WHAT YOU WILL DO:
The answer must be an exact restatement of all the data.
'''
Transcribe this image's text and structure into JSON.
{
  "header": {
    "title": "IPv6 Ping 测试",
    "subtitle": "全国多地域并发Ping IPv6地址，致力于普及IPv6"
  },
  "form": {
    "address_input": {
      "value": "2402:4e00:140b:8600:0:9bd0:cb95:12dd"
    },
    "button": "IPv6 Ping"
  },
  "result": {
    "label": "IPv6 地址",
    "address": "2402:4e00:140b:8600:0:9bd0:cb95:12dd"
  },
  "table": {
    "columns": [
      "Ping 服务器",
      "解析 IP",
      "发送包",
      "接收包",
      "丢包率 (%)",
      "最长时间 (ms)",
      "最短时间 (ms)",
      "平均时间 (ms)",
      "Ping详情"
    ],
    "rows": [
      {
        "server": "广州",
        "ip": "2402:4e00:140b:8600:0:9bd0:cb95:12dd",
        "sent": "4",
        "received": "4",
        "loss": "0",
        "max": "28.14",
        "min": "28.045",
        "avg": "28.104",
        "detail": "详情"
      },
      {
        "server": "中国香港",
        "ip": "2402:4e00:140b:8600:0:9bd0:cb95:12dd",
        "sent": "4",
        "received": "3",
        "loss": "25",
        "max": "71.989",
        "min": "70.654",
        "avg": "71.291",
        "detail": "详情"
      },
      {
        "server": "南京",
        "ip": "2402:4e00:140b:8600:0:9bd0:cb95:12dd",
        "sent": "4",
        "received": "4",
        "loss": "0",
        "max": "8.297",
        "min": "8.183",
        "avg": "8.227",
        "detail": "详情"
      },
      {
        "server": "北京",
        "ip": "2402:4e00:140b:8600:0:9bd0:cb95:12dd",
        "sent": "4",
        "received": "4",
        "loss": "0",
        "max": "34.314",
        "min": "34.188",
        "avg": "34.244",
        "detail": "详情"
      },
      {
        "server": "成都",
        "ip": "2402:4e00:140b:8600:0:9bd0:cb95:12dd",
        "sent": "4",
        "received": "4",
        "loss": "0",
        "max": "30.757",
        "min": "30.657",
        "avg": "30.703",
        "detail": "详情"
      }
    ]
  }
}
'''
REPLY TO THE EXERCISE:
Transcribe this image's text and structure into JSON.
{
  "header": {
    "title": "IPv6 Ping 测试",
    "subtitle": "全国多地域并发Ping IPv6地址，致力于普及IPv6"
  },
  "form": {
    "address_input": {
      "value": "2402:4e00:140b:8600:0:9bd0:cb95:12dd"
    },
    "button": "IPv6 Ping"
  },
  "result": {
    "label": "IPv6 地址",
    "address": "2402:4e00:140b:8600:0:9bd0:cb95:12dd"
  },
  "table": {
    "columns": [
      "Ping 服务器",
      "解析 IP",
      "发送包",
      "接收包",
      "丢包率 (%)",
      "最长时间 (ms)",
      "最短时间 (ms)",
      "平均时间 (ms)",
      "Ping详情"
    ],
    "rows": [
      {
        "server": "广州",
        "ip": "2402:4e00:140b:8600:0:9bd0:cb95:12dd",
        "sent": "4",
        "received": "4",
        "loss": "0",
        "max": "28.14",
        "min": "28.045",
        "avg": "28.104",
        "detail": "详情"
      },
      {
        "server": "中国香港",
        "ip": "2402:4e00:140b:8600:0:9bd0:cb95:12dd",
        "sent": "4",
        "received": "3",
        "loss": "25",
        "max": "71.989",
        "min": "70.654",
        "avg": "71.291",
        "detail": "详情"
      },
      {
        "server": "南京",
        "ip": "2402:4e00:140b:8600:0:9bd0:cb95:12dd",
        "sent": "4",
        "received": "4",
        "loss": "0",
        "max": "8.297",
        "min": "8.183",
        "avg": "8.227",
        "detail": "详情"
      },
      {
        "server": "北京",
        "ip": "2402:4e00:140b:8600:0:9bd0:cb95:12dd",
        "sent": "4",
        "received": "4",
        "loss": "0",
        "max": "34.314",
        "min": "34.188",
        "avg": "34.244",
        "detail": "详情"
      },
      {
        "server": "成都",
        "ip": "2402:4e00:140b:8600:0:9bd0:cb95:12dd",
        "sent": "4",
        "received": "4",
        "loss": "0",
        "max": "30.757",
        "min": "30.657",
        "avg": "30.703",
        "detail": "详情"
      }
    ]
  }
}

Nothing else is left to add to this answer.